Auburn’s repeat offender status ensures that the Tigers will always be a suspect. Like an ex-con who’s turned to every time a watch goes missing, AU will always have to deal with raised eyebrows and suspicious glances. The school’s athletic department has made that bed and fair or not it will always have to lie in it.
There’s another issue of timing — Mike McNeil’s felony armed robbery trial scheduled to begin next week. The parents of former players Dakota Mosley and Shaun Kitchens, both of whom were arrested in conjunction with the robbery, were quoted in the ESPN piece as saying they weren’t informed of their sons’ positive tests.
As Auburn athletic director Jay Jacobs pointed out in an open letter to AU fans, it’s clear that the defendants plan to make synthetic marijuana part of their defense.
The media, always in search of a scandalous headline, bit hook, line and sinker.
But at the risk of coming off as Auburn apologists, it’s hard to see exactly what Auburn did wrong in the case of the failed drug tests.
Synthetic marijuana was not illegal during the time period in question. (Alabama did not outlaw it until October 2011, and before then, it could be purchased in most any gas station across the state.) It was also not part of Auburn’s drug policy until August 2011, the same time it went on the NCAA’s banned substances list.
According to AuburnSports.com, Auburn was participating in experimental testing, working with its drug test provider to develop a test for synthetic marijuana. (ESPN points out that a California company had already developed a synthetic marijuana test, but Jacobs said that Auburn was “one of the first, if not the first” schools in the SEC to begin testing for it.)
Auburn began using the experimental tests on Jan. 24, three days after the tests became available. The twelve positives mentioned by ESPN were during the experimental testing period. Auburn says it could not tell if it was catching repeat offenders with weekly tests or recurring positives from the same usage.
It’s difficult to imagine any school risking the lawsuits that could come over suspending players for (a) failing a test for a drug that wasn’t illegal to purchase nor on the NCAA’s banned substances list, and that (b) was tested while the school was working with the drug test company to develop a test for the substance.
Auburn began using the fully operational test when it became available in August 2011, and says that there have only been three positive tests out of more than 2,500 tests given. Those athletes are no longer part of the program.
ESPN’s report claims that Auburn did not notify parents about the positive tests and quotes two of the former players involved in the armed robbery to back that claim up.
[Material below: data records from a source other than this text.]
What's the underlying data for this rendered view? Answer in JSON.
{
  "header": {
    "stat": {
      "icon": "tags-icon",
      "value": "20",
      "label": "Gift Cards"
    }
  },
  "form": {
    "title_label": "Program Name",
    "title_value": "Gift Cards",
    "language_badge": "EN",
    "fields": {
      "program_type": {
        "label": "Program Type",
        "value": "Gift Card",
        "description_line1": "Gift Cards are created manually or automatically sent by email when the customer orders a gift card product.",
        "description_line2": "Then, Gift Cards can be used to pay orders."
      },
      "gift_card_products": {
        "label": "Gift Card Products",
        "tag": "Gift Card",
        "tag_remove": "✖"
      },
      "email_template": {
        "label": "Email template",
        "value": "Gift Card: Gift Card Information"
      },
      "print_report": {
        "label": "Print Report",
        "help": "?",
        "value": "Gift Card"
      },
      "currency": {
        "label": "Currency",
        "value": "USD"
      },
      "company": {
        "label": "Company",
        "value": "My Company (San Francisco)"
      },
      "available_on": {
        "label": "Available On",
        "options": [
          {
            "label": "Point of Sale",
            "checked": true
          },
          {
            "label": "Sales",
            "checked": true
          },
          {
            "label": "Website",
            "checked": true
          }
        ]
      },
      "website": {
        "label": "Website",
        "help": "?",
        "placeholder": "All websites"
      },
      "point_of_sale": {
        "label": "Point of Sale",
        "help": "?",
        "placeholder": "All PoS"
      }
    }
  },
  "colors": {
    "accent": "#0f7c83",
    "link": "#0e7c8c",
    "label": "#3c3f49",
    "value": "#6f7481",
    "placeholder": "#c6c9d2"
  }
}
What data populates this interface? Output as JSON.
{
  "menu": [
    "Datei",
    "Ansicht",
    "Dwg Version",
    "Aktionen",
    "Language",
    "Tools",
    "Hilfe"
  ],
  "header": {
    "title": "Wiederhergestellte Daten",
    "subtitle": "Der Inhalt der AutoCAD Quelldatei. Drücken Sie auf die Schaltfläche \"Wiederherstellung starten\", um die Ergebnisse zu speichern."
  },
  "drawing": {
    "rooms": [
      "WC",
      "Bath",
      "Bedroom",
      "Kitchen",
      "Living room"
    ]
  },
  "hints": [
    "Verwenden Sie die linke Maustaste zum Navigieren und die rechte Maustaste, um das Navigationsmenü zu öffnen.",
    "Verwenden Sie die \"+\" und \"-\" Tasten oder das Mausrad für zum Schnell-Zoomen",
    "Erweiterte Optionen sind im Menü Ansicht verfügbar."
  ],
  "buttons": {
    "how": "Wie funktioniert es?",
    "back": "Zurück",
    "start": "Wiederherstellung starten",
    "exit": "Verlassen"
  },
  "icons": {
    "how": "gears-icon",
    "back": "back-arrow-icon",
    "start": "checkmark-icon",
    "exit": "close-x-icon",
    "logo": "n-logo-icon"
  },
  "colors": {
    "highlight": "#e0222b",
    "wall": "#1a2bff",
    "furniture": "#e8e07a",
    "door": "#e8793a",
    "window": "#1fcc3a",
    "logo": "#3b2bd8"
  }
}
However, AuburnSports.com spoke with two parents who said that they were notified by coaches about positive tests. Auburn’s official statement also states that parents were contacted about positive tests by both phone and written correspondence.
Photo credit: Todd Van Emst / Auburn University